The hydroelectric project had aimed to expropriate Indigenous Lenca territory and privatize the Gualcarque River, a common resource of Lenca and Honduran people. At the same time, it threatened access to water and destroyed a sacred area of the Lenca people.
The concession granted by the government to carry out the Agua Zarca project did not have the free, prior and informed consent of the people living in the affected area, in violation to the Convention 169 of the ILO and the United Nations Declaration of the Rights of Indigenous People.
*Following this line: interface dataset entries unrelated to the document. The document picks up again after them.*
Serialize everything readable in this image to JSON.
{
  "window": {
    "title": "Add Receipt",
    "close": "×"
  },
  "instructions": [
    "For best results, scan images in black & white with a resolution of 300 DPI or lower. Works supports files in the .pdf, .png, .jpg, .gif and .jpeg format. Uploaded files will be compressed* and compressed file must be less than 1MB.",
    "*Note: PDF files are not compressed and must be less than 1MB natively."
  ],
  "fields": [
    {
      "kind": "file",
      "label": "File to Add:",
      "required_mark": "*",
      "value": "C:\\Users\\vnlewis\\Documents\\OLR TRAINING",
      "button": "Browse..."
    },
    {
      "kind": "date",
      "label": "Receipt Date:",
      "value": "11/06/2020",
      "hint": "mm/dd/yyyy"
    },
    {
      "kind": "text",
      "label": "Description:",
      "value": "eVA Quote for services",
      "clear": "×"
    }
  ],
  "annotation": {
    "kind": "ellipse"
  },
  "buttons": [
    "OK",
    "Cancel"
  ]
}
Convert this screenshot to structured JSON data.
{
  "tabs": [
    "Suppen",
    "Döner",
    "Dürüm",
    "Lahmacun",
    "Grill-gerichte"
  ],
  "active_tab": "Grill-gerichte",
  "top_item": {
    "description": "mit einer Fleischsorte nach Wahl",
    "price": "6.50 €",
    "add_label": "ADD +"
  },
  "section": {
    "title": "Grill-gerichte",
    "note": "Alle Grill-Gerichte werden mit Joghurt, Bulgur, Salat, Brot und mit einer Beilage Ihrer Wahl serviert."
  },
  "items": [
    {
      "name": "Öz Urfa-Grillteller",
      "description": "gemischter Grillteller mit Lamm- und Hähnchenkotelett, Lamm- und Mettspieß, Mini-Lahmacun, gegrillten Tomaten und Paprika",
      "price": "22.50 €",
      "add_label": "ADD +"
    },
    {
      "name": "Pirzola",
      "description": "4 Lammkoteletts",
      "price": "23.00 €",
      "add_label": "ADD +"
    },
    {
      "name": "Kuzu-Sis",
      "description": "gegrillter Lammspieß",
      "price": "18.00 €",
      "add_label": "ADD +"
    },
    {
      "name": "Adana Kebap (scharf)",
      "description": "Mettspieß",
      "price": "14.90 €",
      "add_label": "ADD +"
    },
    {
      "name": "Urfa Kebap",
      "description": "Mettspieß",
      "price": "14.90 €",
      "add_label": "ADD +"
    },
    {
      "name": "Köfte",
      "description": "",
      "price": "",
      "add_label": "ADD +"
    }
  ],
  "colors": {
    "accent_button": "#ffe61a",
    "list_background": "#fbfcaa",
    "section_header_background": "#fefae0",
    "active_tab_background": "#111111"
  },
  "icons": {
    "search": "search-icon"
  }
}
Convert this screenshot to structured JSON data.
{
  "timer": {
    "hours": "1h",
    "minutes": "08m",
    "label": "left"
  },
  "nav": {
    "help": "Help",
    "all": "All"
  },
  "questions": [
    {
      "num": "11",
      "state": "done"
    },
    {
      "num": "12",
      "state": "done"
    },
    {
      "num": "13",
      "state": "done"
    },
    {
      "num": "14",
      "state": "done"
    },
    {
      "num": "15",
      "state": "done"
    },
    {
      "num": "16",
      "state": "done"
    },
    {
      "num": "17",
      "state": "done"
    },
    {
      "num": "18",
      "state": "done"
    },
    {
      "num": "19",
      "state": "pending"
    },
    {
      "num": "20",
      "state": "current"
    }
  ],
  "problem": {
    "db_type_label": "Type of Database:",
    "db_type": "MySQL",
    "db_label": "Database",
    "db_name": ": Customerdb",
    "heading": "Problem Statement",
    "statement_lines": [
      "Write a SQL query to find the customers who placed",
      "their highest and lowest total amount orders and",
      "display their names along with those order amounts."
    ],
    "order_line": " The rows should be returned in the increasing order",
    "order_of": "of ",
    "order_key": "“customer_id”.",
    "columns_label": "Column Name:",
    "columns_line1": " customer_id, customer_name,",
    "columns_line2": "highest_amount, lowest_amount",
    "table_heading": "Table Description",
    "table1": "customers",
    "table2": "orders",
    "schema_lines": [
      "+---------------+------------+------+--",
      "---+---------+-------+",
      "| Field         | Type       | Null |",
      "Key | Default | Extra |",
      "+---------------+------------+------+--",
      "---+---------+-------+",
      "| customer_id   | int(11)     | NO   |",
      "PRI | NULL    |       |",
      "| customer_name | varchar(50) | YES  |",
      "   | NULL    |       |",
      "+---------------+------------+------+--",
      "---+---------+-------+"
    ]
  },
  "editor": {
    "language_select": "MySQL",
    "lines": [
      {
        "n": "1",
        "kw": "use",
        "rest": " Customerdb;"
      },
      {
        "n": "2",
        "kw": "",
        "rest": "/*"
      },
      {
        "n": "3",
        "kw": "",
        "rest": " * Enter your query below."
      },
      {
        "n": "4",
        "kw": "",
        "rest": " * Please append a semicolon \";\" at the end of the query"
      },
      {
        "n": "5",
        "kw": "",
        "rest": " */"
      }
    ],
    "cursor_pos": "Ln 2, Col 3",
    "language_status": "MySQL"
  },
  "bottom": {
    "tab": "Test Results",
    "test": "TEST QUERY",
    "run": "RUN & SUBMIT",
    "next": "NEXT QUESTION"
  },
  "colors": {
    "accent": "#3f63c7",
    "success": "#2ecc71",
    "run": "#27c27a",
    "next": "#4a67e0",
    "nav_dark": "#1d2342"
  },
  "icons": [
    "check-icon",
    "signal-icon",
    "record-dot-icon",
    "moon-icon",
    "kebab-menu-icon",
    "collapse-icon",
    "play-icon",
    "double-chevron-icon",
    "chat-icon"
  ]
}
As COPINH’s statements make clear, they will continue to stand strong to protect their territory and human rights: “COPINH holds the FMO, Finn Fund and BCIE are allied to the murderous company DESA for any acts of violence, threats, murder or attacks that result from the process that banks seek to impose as part of their exit or delay in their departure. Berta vive, COPINH continues! With the ancestral force of Berta, Lempira, Mota and Etempica, our voices are full of life, justice, dignity, freedom and peace!”
At Grassroots International, we join COPINH in holding out hope that financiers will indeed pull out of the Agua Zarca project—completely and finally. And when they finally do, it will be a true testament to the courage and hard work of COPINH members. We continue to demand an end to the murder, persecution, militarization, and criminalization of all defenders of the Honduran people, and a final and permanent withdrawal of investments in land and water grabs in Honduras.